The Constitution Party offer a platform for those who consider the Republican Party insufficiently resolute in its social authoritarianism, Christianism, and nationalism.

As noted at Third Party Watch, Baldwin’s message includes:

Restoring American jurisprudence to its Biblical foundations;

Opposing “any legal recognition of homosexual unions” or “legalized adoption of children by homosexuals”;

Carrying out “the duty of all civil governments to secure and to safeguard the lives of the pre-born”;

“Upholding the right of states and localities to restrict access to drugs”;

“Upholding our cherished First Amendment right to free speech by vigorously enforcing our laws against obscenity”;

Requiring that tariffs on “foreign imports will not be less than the difference between the foreign item’s cost of production and the cost of production of a similar item produced in these United States”;

A moratorium on immigration;

The return of a U.S. military presence at the Isthmus of Panama;

No “foreign entity” should be allowed to own any U.S. assets, including real estate, stocks, bonds, or Treasury notes.

Which one of those is a “libertarian” platform plank?

McCain’s lack of coattails

If you follow the trend aggregate or the projections by Nate and company, you know that John McCain may now be slightly favored to win the presidency. ((However, Josh still shows Obama narrowly ahead, at least where it counts the most: in the electoral college.))

Strikingly, the Senate projection (posted along with projections of the popular and electoral votes at FiveThirtyEight) has not budged. Democrats are still projected to have 55 or 56 seats ((Not counting the two independents, at least one of whom can be counted on to remain in the Dem caucus. currently has the state of the race as 53 Dem, 41 Rep, and 4 toss-up.))

If McCain does win this, it will be the classic divided-government election: each party being reelected to the institution it currently controls. ((With the caveat that these projections do not include the House of Representatives.)) That would be really surprising, given the low public esteem in both the current Republican president and Democratic Congress. It would also be striking in that McCain’s surge appears to be driven significantly by the base-excitation of the VP candidate selection, yet that base excitement is apparently not lifting Senate candidates of the party.

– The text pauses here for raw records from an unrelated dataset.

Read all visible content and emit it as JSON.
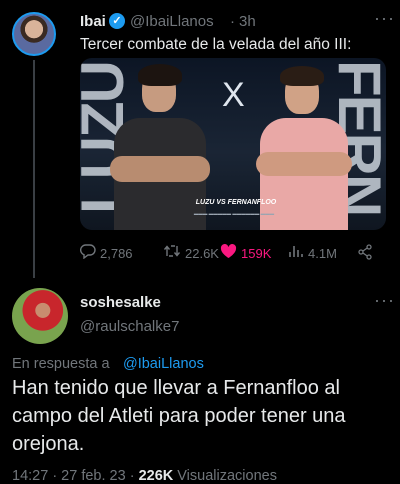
{
  "tweet": {
    "author_name": "Ibai",
    "author_handle": "@IbaiLlanos",
    "separator": "·",
    "time": "3h",
    "text": "Tercer combate de la velada del año III:",
    "media": {
      "left_name_vertical": "LUZU",
      "right_name_vertical": "FERN",
      "versus": "X",
      "banner": "LUZU VS FERNANFLOO"
    },
    "stats": {
      "replies": "2,786",
      "retweets": "22.6K",
      "likes": "159K",
      "views": "4.1M"
    }
  },
  "reply": {
    "author_name": "soshesalke",
    "author_handle": "@raulschalke7",
    "reply_prefix": "En respuesta a",
    "reply_to": "@IbaiLlanos",
    "text": "Han tenido que llevar a Fernanfloo al campo del Atleti para poder tener una orejona.",
    "timestamp": "14:27 · 27 feb. 23 ·",
    "views_count": "226K",
    "views_label": "Visualizaciones"
  },
  "icons": {
    "reply": "comment-icon",
    "retweet": "retweet-icon",
    "like": "heart-icon",
    "views": "bar-chart-icon",
    "share": "share-icon"
  },
  "colors": {
    "background": "#000000",
    "accent": "#1d9bf0",
    "like": "#f91880",
    "muted": "#71767b"
  }
}
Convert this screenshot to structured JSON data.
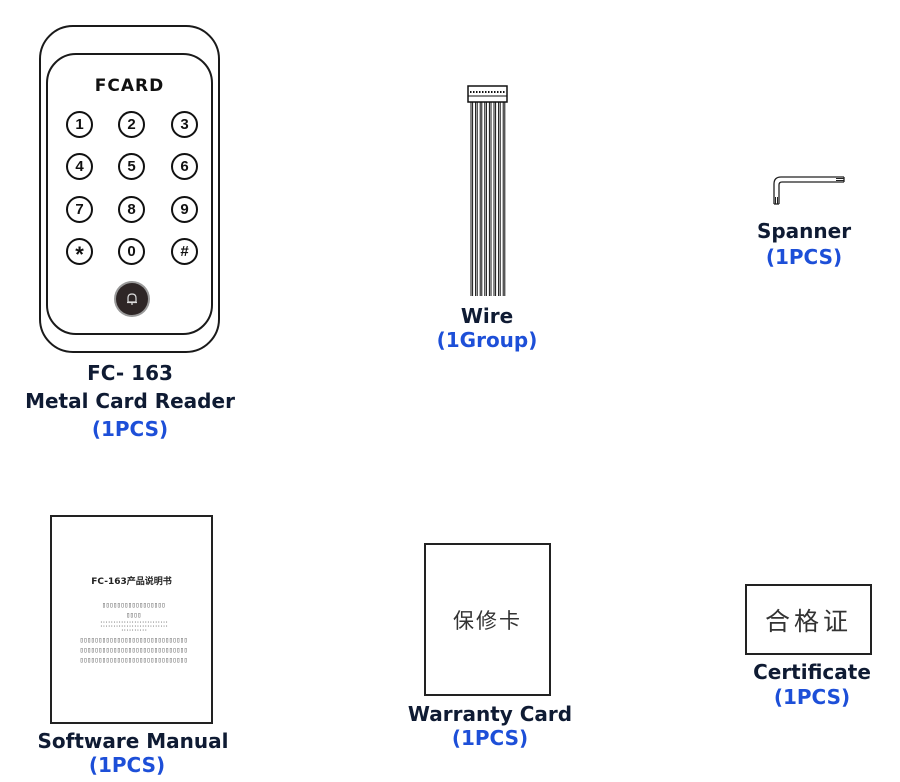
{
  "items": [
    {
      "id": "card-reader",
      "brand": "FCARD",
      "keys": [
        "1",
        "2",
        "3",
        "4",
        "5",
        "6",
        "7",
        "8",
        "9",
        "*",
        "0",
        "#"
      ],
      "bell_icon": "bell-icon",
      "model": "FC- 163",
      "name": "Metal Card Reader",
      "qty": "(1PCS)"
    },
    {
      "id": "wire",
      "name": "Wire",
      "qty": "(1Group)",
      "wire_count": 8
    },
    {
      "id": "spanner",
      "name": "Spanner",
      "qty": "(1PCS)"
    },
    {
      "id": "manual",
      "cover_title": "FC-163产品说明书",
      "name": "Software Manual",
      "qty": "(1PCS)"
    },
    {
      "id": "warranty-card",
      "cover_text": "保修卡",
      "name": "Warranty Card",
      "qty": "(1PCS)"
    },
    {
      "id": "certificate",
      "cover_text": "合格证",
      "name": "Certificate",
      "qty": "(1PCS)"
    }
  ],
  "colors": {
    "name_text": "#0f1b33",
    "qty_text": "#1d4fd8",
    "outline": "#1a1a1a"
  }
}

The minor party candidates

Josh Putnam, a political science Ph.D. candidate at the University of Georgia, who maintains a terrific blog on the US presidential election process called Frontloading HQ, has had a series of recent posts about the possible impact of the minor party and independent candidates.

The most recent is about the potential impact of Cynthia McKinney, the Green Party nominee who has only recently appeared in some pollsters’ questions. The post about McKinney was in response to a request from me, as I asked whether McKinney was fishing in the same pool as former Green candidate Ralph Nader (who is running as an independent this time, as he did in 2004). So, thanks Josh.

I will not try to summarize this interesting series of posts by Josh. You may read the recent post on McKinney yourself, and then, near the top of his August archives, you can see the previous posts that discussed the candidacies of Bob Barr (Libertarian) and Ralph Nader (nonpartisan).